Segment Start: Material to process

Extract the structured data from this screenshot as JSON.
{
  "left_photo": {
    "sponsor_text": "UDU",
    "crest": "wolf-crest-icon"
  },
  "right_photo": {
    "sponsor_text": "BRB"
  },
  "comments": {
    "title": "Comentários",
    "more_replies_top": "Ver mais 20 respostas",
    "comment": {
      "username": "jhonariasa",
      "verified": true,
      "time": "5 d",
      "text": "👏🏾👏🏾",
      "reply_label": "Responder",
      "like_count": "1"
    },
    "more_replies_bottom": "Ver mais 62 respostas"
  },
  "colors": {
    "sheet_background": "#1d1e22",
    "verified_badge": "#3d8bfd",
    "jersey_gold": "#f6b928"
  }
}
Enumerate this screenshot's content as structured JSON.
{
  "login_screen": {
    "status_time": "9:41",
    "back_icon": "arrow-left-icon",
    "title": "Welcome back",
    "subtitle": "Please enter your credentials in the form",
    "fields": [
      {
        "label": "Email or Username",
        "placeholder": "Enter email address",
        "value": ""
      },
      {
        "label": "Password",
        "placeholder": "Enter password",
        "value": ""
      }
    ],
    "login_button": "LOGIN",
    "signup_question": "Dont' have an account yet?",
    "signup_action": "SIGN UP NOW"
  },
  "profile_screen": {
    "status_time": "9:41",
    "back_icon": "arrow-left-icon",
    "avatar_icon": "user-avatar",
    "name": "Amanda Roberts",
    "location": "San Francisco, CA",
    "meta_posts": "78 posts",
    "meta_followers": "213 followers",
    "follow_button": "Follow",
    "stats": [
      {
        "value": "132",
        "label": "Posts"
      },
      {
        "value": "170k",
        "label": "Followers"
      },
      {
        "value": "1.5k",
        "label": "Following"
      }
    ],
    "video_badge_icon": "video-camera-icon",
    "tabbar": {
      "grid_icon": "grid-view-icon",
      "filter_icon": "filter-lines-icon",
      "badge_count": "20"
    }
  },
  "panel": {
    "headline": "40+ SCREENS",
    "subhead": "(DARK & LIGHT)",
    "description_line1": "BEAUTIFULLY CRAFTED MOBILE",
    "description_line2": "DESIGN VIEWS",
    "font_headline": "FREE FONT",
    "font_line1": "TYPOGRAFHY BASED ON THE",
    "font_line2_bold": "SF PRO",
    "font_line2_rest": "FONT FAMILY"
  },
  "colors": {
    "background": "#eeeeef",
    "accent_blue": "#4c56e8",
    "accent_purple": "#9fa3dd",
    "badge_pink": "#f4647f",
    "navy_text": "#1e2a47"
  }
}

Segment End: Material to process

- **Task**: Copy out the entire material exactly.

- **Exercise response**:
Extract the structured data from this screenshot as JSON.
{
  "left_photo": {
    "sponsor_text": "UDU",
    "crest": "wolf-crest-icon"
  },
  "right_photo": {
    "sponsor_text": "BRB"
  },
  "comments": {
    "title": "Comentários",
    "more_replies_top": "Ver mais 20 respostas",
    "comment": {
      "username": "jhonariasa",
      "verified": true,
      "time": "5 d",
      "text": "👏🏾👏🏾",
      "reply_label": "Responder",
      "like_count": "1"
    },
    "more_replies_bottom": "Ver mais 62 respostas"
  },
  "colors": {
    "sheet_background": "#1d1e22",
    "verified_badge": "#3d8bfd",
    "jersey_gold": "#f6b928"
  }
}
Enumerate this screenshot's content as structured JSON.
{
  "login_screen": {
    "status_time": "9:41",
    "back_icon": "arrow-left-icon",
    "title": "Welcome back",
    "subtitle": "Please enter your credentials in the form",
    "fields": [
      {
        "label": "Email or Username",
        "placeholder": "Enter email address",
        "value": ""
      },
      {
        "label": "Password",
        "placeholder": "Enter password",
        "value": ""
      }
    ],
    "login_button": "LOGIN",
    "signup_question": "Dont' have an account yet?",
    "signup_action": "SIGN UP NOW"
  },
  "profile_screen": {
    "status_time": "9:41",
    "back_icon": "arrow-left-icon",
    "avatar_icon": "user-avatar",
    "name": "Amanda Roberts",
    "location": "San Francisco, CA",
    "meta_posts": "78 posts",
    "meta_followers": "213 followers",
    "follow_button": "Follow",
    "stats": [
      {
        "value": "132",
        "label": "Posts"
      },
      {
        "value": "170k",
        "label": "Followers"
      },
      {
        "value": "1.5k",
        "label": "Following"
      }
    ],
    "video_badge_icon": "video-camera-icon",
    "tabbar": {
      "grid_icon": "grid-view-icon",
      "filter_icon": "filter-lines-icon",
      "badge_count": "20"
    }
  },
  "panel": {
    "headline": "40+ SCREENS",
    "subhead": "(DARK & LIGHT)",
    "description_line1": "BEAUTIFULLY CRAFTED MOBILE",
    "description_line2": "DESIGN VIEWS",
    "font_headline": "FREE FONT",
    "font_line1": "TYPOGRAFHY BASED ON THE",
    "font_line2_bold": "SF PRO",
    "font_line2_rest": "FONT FAMILY"
  },
  "colors": {
    "background": "#eeeeef",
    "accent_blue": "#4c56e8",
    "accent_purple": "#9fa3dd",
    "badge_pink": "#f4647f",
    "navy_text": "#1e2a47"
  }
}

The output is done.